- **TASK DETAILS**: Using the data below, tally the lines that include the string "features". Only the number is wanted.

- **DATASET CONTENT**:
########

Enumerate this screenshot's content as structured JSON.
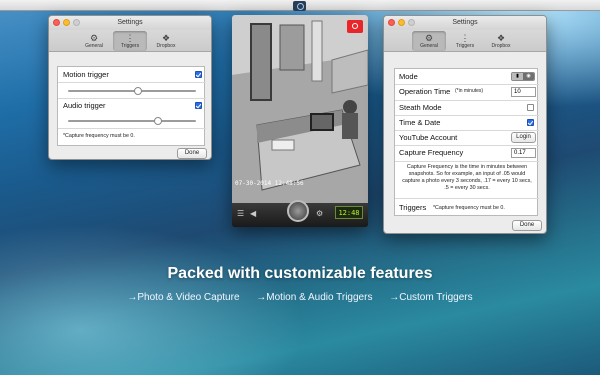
{
  "menubar": {
    "icon": "app-camera-icon"
  },
  "left_window": {
    "title": "Settings",
    "tabs": [
      {
        "label": "General",
        "icon": "gear-icon",
        "glyph": "⚙"
      },
      {
        "label": "Triggers",
        "icon": "triggers-icon",
        "glyph": "⋮"
      },
      {
        "label": "Dropbox",
        "icon": "dropbox-icon",
        "glyph": "❖"
      }
    ],
    "motion_label": "Motion trigger",
    "motion_checked": true,
    "motion_level": 0.55,
    "audio_label": "Audio trigger",
    "audio_checked": true,
    "audio_level": 0.72,
    "note": "*Capture frequency must be 0.",
    "done": "Done"
  },
  "camera": {
    "timestamp": "07-30-2014 12:48:56",
    "counter": "12:48",
    "camera_icon": "camera-icon",
    "shutter_icon": "shutter-icon",
    "gear_icon": "gear-icon",
    "menu_icon": "menu-icon",
    "speaker_icon": "speaker-icon"
  },
  "right_window": {
    "title": "Settings",
    "tabs": [
      {
        "label": "General",
        "icon": "gear-icon",
        "glyph": "⚙"
      },
      {
        "label": "Triggers",
        "icon": "triggers-icon",
        "glyph": "⋮"
      },
      {
        "label": "Dropbox",
        "icon": "dropbox-icon",
        "glyph": "❖"
      }
    ],
    "mode_label": "Mode",
    "operation_time_label": "Operation Time",
    "operation_time_hint": "(*in minutes)",
    "operation_time_value": "10",
    "stealth_label": "Steath Mode",
    "stealth_checked": false,
    "time_date_label": "Time & Date",
    "time_date_checked": true,
    "youtube_label": "YouTube Account",
    "login": "Login",
    "capture_label": "Capture Frequency",
    "capture_value": "0.17",
    "description": "Capture Frequency is the time in minutes between snapshots. So for example, an input of .05 would capture a photo every 3 seconds, .17 = every 10 secs, .5 = every 30 secs.",
    "triggers_label": "Triggers",
    "triggers_note": "*Capture frequency must be 0.",
    "done": "Done"
  },
  "headline": "Packed with customizable features",
  "features": [
    "→Photo & Video Capture",
    "→Motion & Audio Triggers",
    "→Custom Triggers"
  ]
}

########

- **ANSWER FOR THE TASK**: 2